The records below are to be restated word for word, with their images omitted.

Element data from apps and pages
____

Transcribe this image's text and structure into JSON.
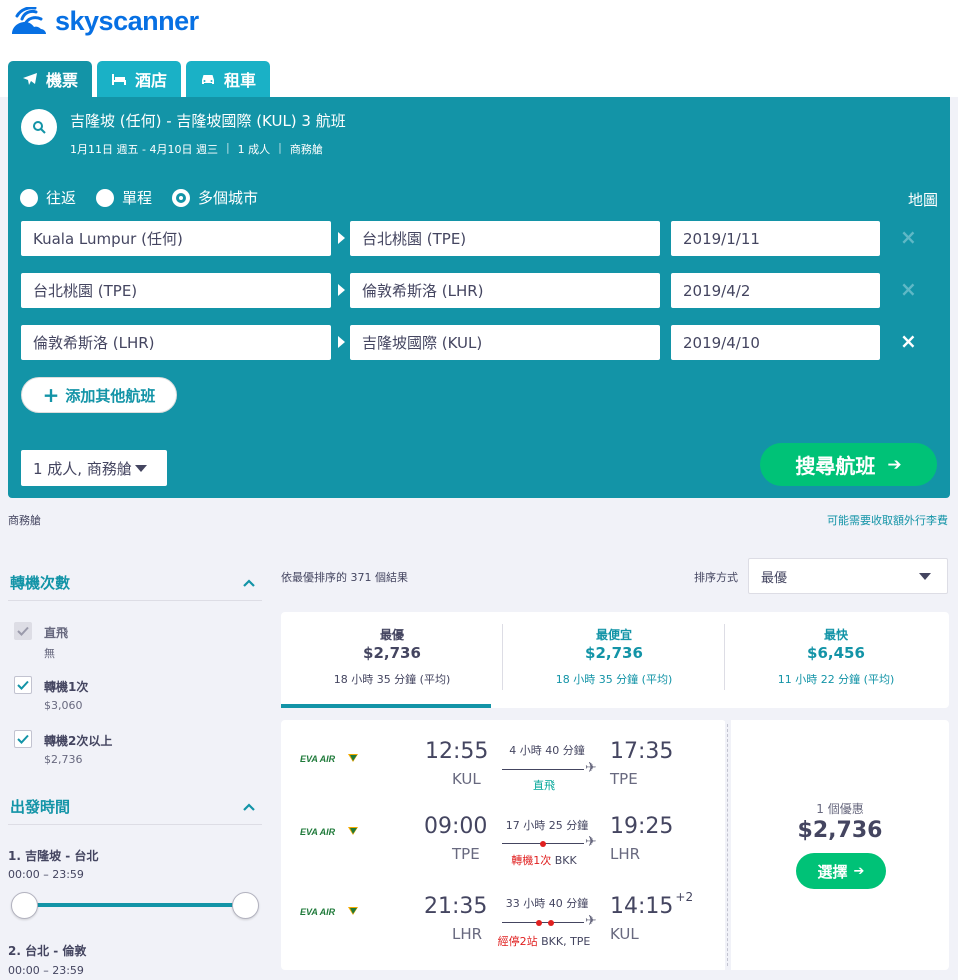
{
  "brand": {
    "name": "skyscanner",
    "color": "#0770e3"
  },
  "colors": {
    "teal": "#1394a7",
    "green": "#00c277",
    "red": "#e02020"
  },
  "tabs": [
    {
      "label": "機票",
      "icon": "plane-icon",
      "active": true
    },
    {
      "label": "酒店",
      "icon": "bed-icon",
      "active": false
    },
    {
      "label": "租車",
      "icon": "car-icon",
      "active": false
    }
  ],
  "summary": {
    "title": "吉隆坡 (任何) - 吉隆坡國際 (KUL) 3 航班",
    "dates": "1月11日 週五 - 4月10日 週三",
    "sep1": "|",
    "passengers": "1 成人",
    "sep2": "|",
    "cabin": "商務艙"
  },
  "trip_type": {
    "options": [
      "往返",
      "單程",
      "多個城市"
    ],
    "selected": "多個城市"
  },
  "map_link": "地圖",
  "legs": [
    {
      "from": "Kuala Lumpur (任何)",
      "to": "台北桃園 (TPE)",
      "date": "2019/1/11",
      "remove": "×"
    },
    {
      "from": "台北桃園 (TPE)",
      "to": "倫敦希斯洛 (LHR)",
      "date": "2019/4/2",
      "remove": "×"
    },
    {
      "from": "倫敦希斯洛 (LHR)",
      "to": "吉隆坡國際 (KUL)",
      "date": "2019/4/10",
      "remove": "×"
    }
  ],
  "add_flight": {
    "plus": "+",
    "label": "添加其他航班"
  },
  "pax_select": "1 成人, 商務艙",
  "search_button": {
    "label": "搜尋航班",
    "arrow": "➔"
  },
  "below_panel": {
    "cabin": "商務艙",
    "fees_note": "可能需要收取額外行李費"
  },
  "filters": {
    "stops": {
      "title": "轉機次數",
      "items": [
        {
          "label": "直飛",
          "sub": "無",
          "checked": true,
          "disabled": true
        },
        {
          "label": "轉機1次",
          "sub": "$3,060",
          "checked": true,
          "disabled": false
        },
        {
          "label": "轉機2次以上",
          "sub": "$2,736",
          "checked": true,
          "disabled": false
        }
      ]
    },
    "departure": {
      "title": "出發時間",
      "ranges": [
        {
          "label": "1. 吉隆坡 - 台北",
          "range": "00:00 – 23:59",
          "low": 0,
          "high": 1
        },
        {
          "label": "2. 台北 - 倫敦",
          "range": "00:00 – 23:59"
        }
      ]
    }
  },
  "results": {
    "count_text": "依最優排序的 371 個結果",
    "sort_label": "排序方式",
    "sort_value": "最優"
  },
  "sort_tabs": [
    {
      "title": "最優",
      "price": "$2,736",
      "duration": "18 小時 35 分鐘 (平均)",
      "active": true
    },
    {
      "title": "最便宜",
      "price": "$2,736",
      "duration": "18 小時 35 分鐘 (平均)",
      "active": false
    },
    {
      "title": "最快",
      "price": "$6,456",
      "duration": "11 小時 22 分鐘 (平均)",
      "active": false
    }
  ],
  "result_card": {
    "airline": "EVA AIR",
    "legs": [
      {
        "dep_time": "12:55",
        "dep_code": "KUL",
        "duration": "4 小時 40 分鐘",
        "stops_text": "直飛",
        "stops_extra": "",
        "stop_count": 0,
        "arr_time": "17:35",
        "arr_code": "TPE",
        "day_offset": ""
      },
      {
        "dep_time": "09:00",
        "dep_code": "TPE",
        "duration": "17 小時 25 分鐘",
        "stops_text": "轉機1次",
        "stops_extra": " BKK",
        "stop_count": 1,
        "arr_time": "19:25",
        "arr_code": "LHR",
        "day_offset": ""
      },
      {
        "dep_time": "21:35",
        "dep_code": "LHR",
        "duration": "33 小時 40 分鐘",
        "stops_text": "經停2站",
        "stops_extra": " BKK, TPE",
        "stop_count": 2,
        "arr_time": "14:15",
        "arr_code": "KUL",
        "day_offset": "+2"
      }
    ],
    "deals": "1 個優惠",
    "price": "$2,736",
    "select_label": "選擇",
    "select_arrow": "➔"
  }
}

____

* [Problem solution]
Transcribe this image's text and structure into JSON.
{
  "brand": {
    "name": "skyscanner",
    "color": "#0770e3"
  },
  "colors": {
    "teal": "#1394a7",
    "green": "#00c277",
    "red": "#e02020"
  },
  "tabs": [
    {
      "label": "機票",
      "icon": "plane-icon",
      "active": true
    },
    {
      "label": "酒店",
      "icon": "bed-icon",
      "active": false
    },
    {
      "label": "租車",
      "icon": "car-icon",
      "active": false
    }
  ],
  "summary": {
    "title": "吉隆坡 (任何) - 吉隆坡國際 (KUL) 3 航班",
    "dates": "1月11日 週五 - 4月10日 週三",
    "sep1": "|",
    "passengers": "1 成人",
    "sep2": "|",
    "cabin": "商務艙"
  },
  "trip_type": {
    "options": [
      "往返",
      "單程",
      "多個城市"
    ],
    "selected": "多個城市"
  },
  "map_link": "地圖",
  "legs": [
    {
      "from": "Kuala Lumpur (任何)",
      "to": "台北桃園 (TPE)",
      "date": "2019/1/11",
      "remove": "×"
    },
    {
      "from": "台北桃園 (TPE)",
      "to": "倫敦希斯洛 (LHR)",
      "date": "2019/4/2",
      "remove": "×"
    },
    {
      "from": "倫敦希斯洛 (LHR)",
      "to": "吉隆坡國際 (KUL)",
      "date": "2019/4/10",
      "remove": "×"
    }
  ],
  "add_flight": {
    "plus": "+",
    "label": "添加其他航班"
  },
  "pax_select": "1 成人, 商務艙",
  "search_button": {
    "label": "搜尋航班",
    "arrow": "➔"
  },
  "below_panel": {
    "cabin": "商務艙",
    "fees_note": "可能需要收取額外行李費"
  },
  "filters": {
    "stops": {
      "title": "轉機次數",
      "items": [
        {
          "label": "直飛",
          "sub": "無",
          "checked": true,
          "disabled": true
        },
        {
          "label": "轉機1次",
          "sub": "$3,060",
          "checked": true,
          "disabled": false
        },
        {
          "label": "轉機2次以上",
          "sub": "$2,736",
          "checked": true,
          "disabled": false
        }
      ]
    },
    "departure": {
      "title": "出發時間",
      "ranges": [
        {
          "label": "1. 吉隆坡 - 台北",
          "range": "00:00 – 23:59",
          "low": 0,
          "high": 1
        },
        {
          "label": "2. 台北 - 倫敦",
          "range": "00:00 – 23:59"
        }
      ]
    }
  },
  "results": {
    "count_text": "依最優排序的 371 個結果",
    "sort_label": "排序方式",
    "sort_value": "最優"
  },
  "sort_tabs": [
    {
      "title": "最優",
      "price": "$2,736",
      "duration": "18 小時 35 分鐘 (平均)",
      "active": true
    },
    {
      "title": "最便宜",
      "price": "$2,736",
      "duration": "18 小時 35 分鐘 (平均)",
      "active": false
    },
    {
      "title": "最快",
      "price": "$6,456",
      "duration": "11 小時 22 分鐘 (平均)",
      "active": false
    }
  ],
  "result_card": {
    "airline": "EVA AIR",
    "legs": [
      {
        "dep_time": "12:55",
        "dep_code": "KUL",
        "duration": "4 小時 40 分鐘",
        "stops_text": "直飛",
        "stops_extra": "",
        "stop_count": 0,
        "arr_time": "17:35",
        "arr_code": "TPE",
        "day_offset": ""
      },
      {
        "dep_time": "09:00",
        "dep_code": "TPE",
        "duration": "17 小時 25 分鐘",
        "stops_text": "轉機1次",
        "stops_extra": " BKK",
        "stop_count": 1,
        "arr_time": "19:25",
        "arr_code": "LHR",
        "day_offset": ""
      },
      {
        "dep_time": "21:35",
        "dep_code": "LHR",
        "duration": "33 小時 40 分鐘",
        "stops_text": "經停2站",
        "stops_extra": " BKK, TPE",
        "stop_count": 2,
        "arr_time": "14:15",
        "arr_code": "KUL",
        "day_offset": "+2"
      }
    ],
    "deals": "1 個優惠",
    "price": "$2,736",
    "select_label": "選擇",
    "select_arrow": "➔"
  }
}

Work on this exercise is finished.